**Your objective:** Read through the entries below and copy each line where "verified" turns up.

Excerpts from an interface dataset
——————————
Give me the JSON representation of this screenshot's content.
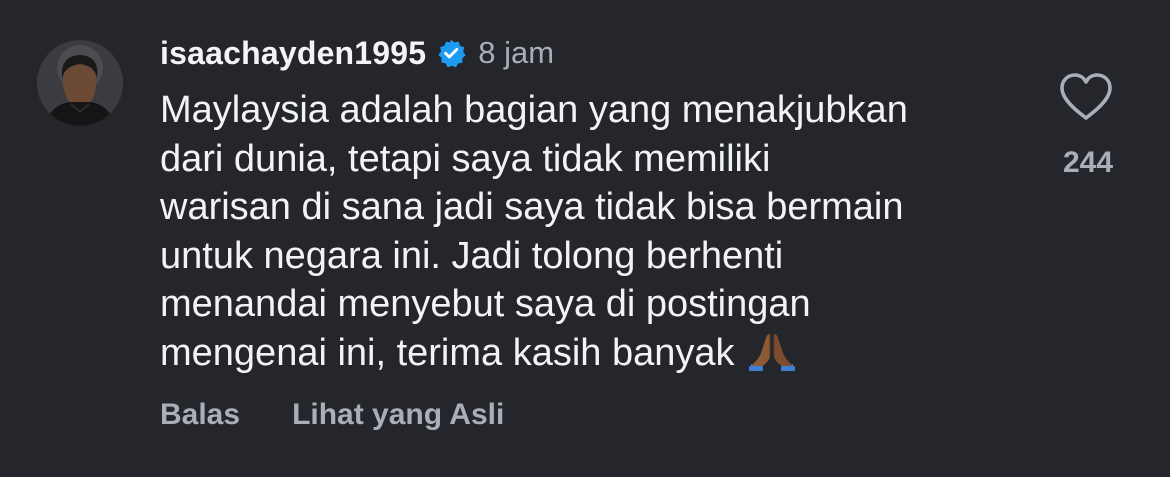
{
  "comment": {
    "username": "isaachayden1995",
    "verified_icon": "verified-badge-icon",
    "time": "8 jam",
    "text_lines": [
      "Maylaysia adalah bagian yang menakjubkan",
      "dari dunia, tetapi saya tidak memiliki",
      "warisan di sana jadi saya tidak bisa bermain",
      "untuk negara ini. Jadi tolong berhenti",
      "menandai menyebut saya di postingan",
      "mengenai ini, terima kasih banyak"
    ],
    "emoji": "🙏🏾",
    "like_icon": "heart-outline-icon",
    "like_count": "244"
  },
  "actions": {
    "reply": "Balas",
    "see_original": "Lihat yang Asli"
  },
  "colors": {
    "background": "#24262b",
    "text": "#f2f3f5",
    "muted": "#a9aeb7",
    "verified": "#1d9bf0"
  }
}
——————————
**Solution:**
    "verified_icon": "verified-badge-icon",
    "verified": "#1d9bf0"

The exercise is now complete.